Wow! We are back to Parashat B’reishit, back to the beginning. We have just celebrated Rosh HaShanah, Yom Kippur, Sukkot, and finally Simchat Torah. The holidays have given us a chance to renew ourselves and commit to changes in our lives. Restarting our Torah reading allows us to come to the text with new eyes and perhaps a new commitment.
As women, we also study this parashah with an eye to our place in the Torah. In the first creation story, Genesis 1, women and men are equal. We are created at the same time as men and both of us are created “betzelem Elohim” “in the image of God.”
That seems to change in the second creation story beginning in Genesis 2. There, Adam is created, and God searches for a partner or helpmate for him. The two stories seem inconsistent. Why is Adam in need of a partner if male and female were created at the same time?

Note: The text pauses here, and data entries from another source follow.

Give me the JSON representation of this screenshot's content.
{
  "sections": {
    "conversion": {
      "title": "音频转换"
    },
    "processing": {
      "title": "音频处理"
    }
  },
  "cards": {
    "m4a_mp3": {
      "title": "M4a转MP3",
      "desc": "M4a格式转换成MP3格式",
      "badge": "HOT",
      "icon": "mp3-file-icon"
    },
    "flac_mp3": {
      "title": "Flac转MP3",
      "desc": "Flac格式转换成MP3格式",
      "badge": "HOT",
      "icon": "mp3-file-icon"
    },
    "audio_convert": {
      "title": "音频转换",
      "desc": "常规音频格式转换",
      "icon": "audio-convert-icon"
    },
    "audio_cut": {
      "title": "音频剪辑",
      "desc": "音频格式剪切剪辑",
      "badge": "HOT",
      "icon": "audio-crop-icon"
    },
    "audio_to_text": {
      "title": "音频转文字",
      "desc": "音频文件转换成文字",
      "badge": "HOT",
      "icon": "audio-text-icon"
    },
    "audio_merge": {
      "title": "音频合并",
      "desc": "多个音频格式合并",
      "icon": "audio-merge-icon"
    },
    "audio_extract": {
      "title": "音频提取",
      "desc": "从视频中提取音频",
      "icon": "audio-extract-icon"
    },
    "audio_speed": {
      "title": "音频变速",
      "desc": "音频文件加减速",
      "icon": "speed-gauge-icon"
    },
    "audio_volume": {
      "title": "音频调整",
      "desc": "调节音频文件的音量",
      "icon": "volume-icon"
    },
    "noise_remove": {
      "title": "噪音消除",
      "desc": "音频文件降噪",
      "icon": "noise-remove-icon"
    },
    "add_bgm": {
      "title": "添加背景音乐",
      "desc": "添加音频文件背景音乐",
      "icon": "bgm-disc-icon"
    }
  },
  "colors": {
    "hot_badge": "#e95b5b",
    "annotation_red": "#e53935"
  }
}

Some explain this discrepancy by viewing Adam as a being that is both male and female, maybe a conjoined twin or an intersexual person. In that understanding, God separated the being into two parts creating Adam and Eve. The word that is usually translated as rib can also be translated as side. Another traditional explanation is that the first woman was Lilith who refused to sleep under Adam because she was his equal. She escaped or was evicted from the Garden rather than give in to Adam. In the Middle Ages, she was seen as a queen demon. Now she is an honored foremother who fought for her equality. Thus, WRJ has Lilith Salons in which we discuss articles published in the Jewish feminist magazine, Lilith.
Whatever the reason for the need for a new woman, Eve is created in Genesis 2. While Judaism does not believe in “original sin,”, the Rabbis do accuse Eve of being a horrible temptress who led Adam down the wrong path. They use the story to argue against trusting women generally. Is that fair, though? Just as we have reimagined Lilith, it is time to reconsider Eve.
As we continue reading the story of Adam and Eve, we see that God commanded Adam not to eat the fruit of the tree of knowledge. Eve, however, saw “how desirable the insight was that the tree would bring.” (Gen 3:6). It was Eve’s desire for knowledge that caused her to eat the fruit. Some translations of the text say that she saw that the tree would bring wisdom. The tree is often called the tree of knowledge of right and wrong.
When Eve ate the fruit of the tree, her eyes were opened to the world around her. Before, she was like a young child believing that she was in a perfect world. With the knowledge of right and wrong, she was able to see the world with clearer eyes. It was not perfect. God created humanity to be God’s partners in the work to perfect the world. Eve knew that she could not be that partner with God if she didn’t know the difference between right and wrong. It was to be part of the work of Tikkun Olam that Eve ate the fruit.
One might ask why God told Adam not to eat the fruit if God wanted Adam and Eve to work to perfect the world. Perhaps it is similar to us telling a young child not to touch a stove. We don’t tell the child that meaning that the child should never in their lives touch a stove. We mean at this age and level of development it is too dangerous for the child to touch the stove. The child could get hurt.
There is a midrash that says that Adam and Eve were eight hours old when they ate the fruit. Maybe God just thought it was too soon to give them the responsibilities that come with knowing right from wrong. There can be consequences for knowingly doing wrong. After all, as we read on Yom Kippur morning, “I call heaven and earth to witness against you this day. I have put before you life and death, blessing and curse. Choose life -if you and your offspring would live.” (Deut. 30:19). God may have wanted them to develop more before eating the fruit.
Eve, though, may have known that she and Adam were, in fact, ready for those responsibilities. It was time to take off the rose-colored glasses and make the world a better place.
We, the members of WRJ, can take pride that we are the daughters of Eve. We can and do take up her work as our own. We try to look at the world as it really is, see its problems, and work to perfect it. WRJ has been doing this since 1913 and will continue to do it. Let us all join together to support that work and maybe improve the world we live in.
This piece is more fully developed in Frank, “Eve Was Right to Eat the ‘Apple’: The Importance of Narrative in the Art of Lawyering”, 8 Yale JL & Feminism 79 (1996).